|US5204184 *||10 Sep 1990||20 Apr 1993||The Standard Register Company||Microencapsulation using tertiary aliphatic isocyanate capsule wall material|
|US5225118 *||15 Aug 1990||6 Jul 1993||Boise Cascade Corporation||Process for manufacturing polyurea microcapsules and product therefrom|
|US5324584 *||2 Apr 1993||28 Jun 1994||Boise Cascade Corporation||Process for manufacturing polyurea microcapsules and product therefrom|
|US5417974 *||28 Aug 1992||23 May 1995||The Green Cross Corporation||Biocidal self-adhesive and process for producing the same, as well as self-adhesive and application thereof|
|US5554376 *||13 Mar 1995||10 Sep 1996||The Green Cross Corporation||Biocidal self adhesive and process for producing the same, as well as self-adhesive article and application thereof|
|US6491747 *||28 Feb 2001||10 Dec 2002||Mitsubishi Pencil Kabushiki Kaisha||Water based ink composition for writing instrument|
|US8491992||4 Dec 2009||23 Jul 2013||Basf Se||Laminar component made from composite material|
|US8957122||21 Nov 2011||17 Feb 2015||Basf Se||Thermoplastic molding composition comprising microencapsulated latent-heat-accumulator material|
|US9079152 *||6 May 2004||14 Jul 2015||Ben Gurion University Of The Negev Research And Development Authority||Encapsulated essential oils|
|US20070042182 *||6 May 2004||22 Feb 2007||Arie Markus||Encapsulated essential oils|
|US20130313734 *||22 May 2012||28 Nov 2013||P. H. Glatfelter Company||Method of preventing agglomeration during microencapsulation of fragrance oils|
|DE102011079299A1||18 Jul 2011||26 Jan 2012||Basf Se||Composite material useful as a layer of sheet-like component, which is useful e.g. in house construction, comprises metallic fibrous non-woven fabric or metal grid, polymer matrix and microcapsules with capsule core and capsule wall|
|EP0278878A1 *||1 Feb 1988||17 Aug 1988||Rhone-Poulenc Chimie||Process for interfacial polyaddition microencapsulation|
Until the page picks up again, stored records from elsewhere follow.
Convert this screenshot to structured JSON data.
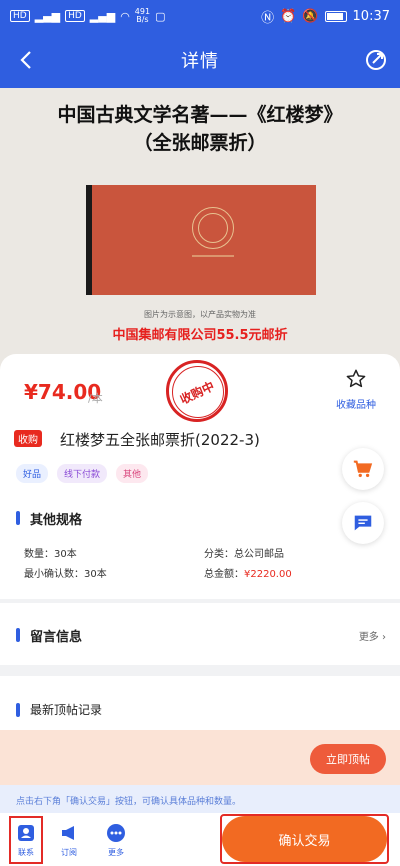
{
  "status": {
    "signal1": "HD",
    "signal2": "HD",
    "net_speed": "491",
    "net_unit": "B/s",
    "battery": "",
    "time": "10:37"
  },
  "nav": {
    "title": "详情"
  },
  "image": {
    "title_line1": "中国古典文学名著——《红楼梦》",
    "title_line2": "（全张邮票折）",
    "note": "图片为示意图，以产品实物为准",
    "price_line": "中国集邮有限公司55.5元邮折"
  },
  "product": {
    "price": "¥74.00",
    "unit": "/本",
    "seal_text": "收购中",
    "favorite_label": "收藏品种",
    "buy_tag": "收购",
    "title": "红楼梦五全张邮票折(2022-3)",
    "tags": [
      "好品",
      "线下付款",
      "其他"
    ]
  },
  "specs": {
    "title": "其他规格",
    "quantity_label": "数量：",
    "quantity": "30本",
    "category_label": "分类：",
    "category": "总公司邮品",
    "min_label": "最小确认数：",
    "min": "30本",
    "total_label": "总金额：",
    "total": "¥2220.00"
  },
  "messages": {
    "title": "留言信息",
    "more": "更多"
  },
  "top_records": {
    "title": "最新顶帖记录",
    "button": "立即顶帖"
  },
  "hint": "点击右下角「确认交易」按钮，可确认具体品种和数量。",
  "bottom": {
    "contact": "联系",
    "subscribe": "订阅",
    "more": "更多",
    "confirm": "确认交易"
  },
  "colors": {
    "primary": "#2f5ee0",
    "price_red": "#e82a1f",
    "confirm_orange": "#f26a22"
  }
}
|EP0633059A1 *||6 Jul 1993||11 Jan 1995||Boise Cascade Corporation||Process for manufacturing polyurea microcapsules and product therefrom|
|WO2005116559A1||21 May 2005||8 Dec 2005||Basf Ag||Molded elements made of - materials containing lignocellulose|
|WO2007090735A1||23 Jan 2007||16 Aug 2007||Basf Ag||Process for treating substrates|
|WO2011042495A2||7 Oct 2010||14 Apr 2011||Basf Se||Use of polymer particles containing insecticide in order to improve the soil mobility of insecticides, insecticide formulas, polymer particles containing insecticide, and method for pest control|
|U.S. Classification||503/213, 428/905, 427/151, 428/914, 503/215|
|International Classification||B41M5/165, B01J13/16|
|Cooperative Classification||B41M5/165, Y10T428/2985, B01J13/16, Y10S428/914, Y10S428/905|
|European Classification||B41M5/165, B01J13/16|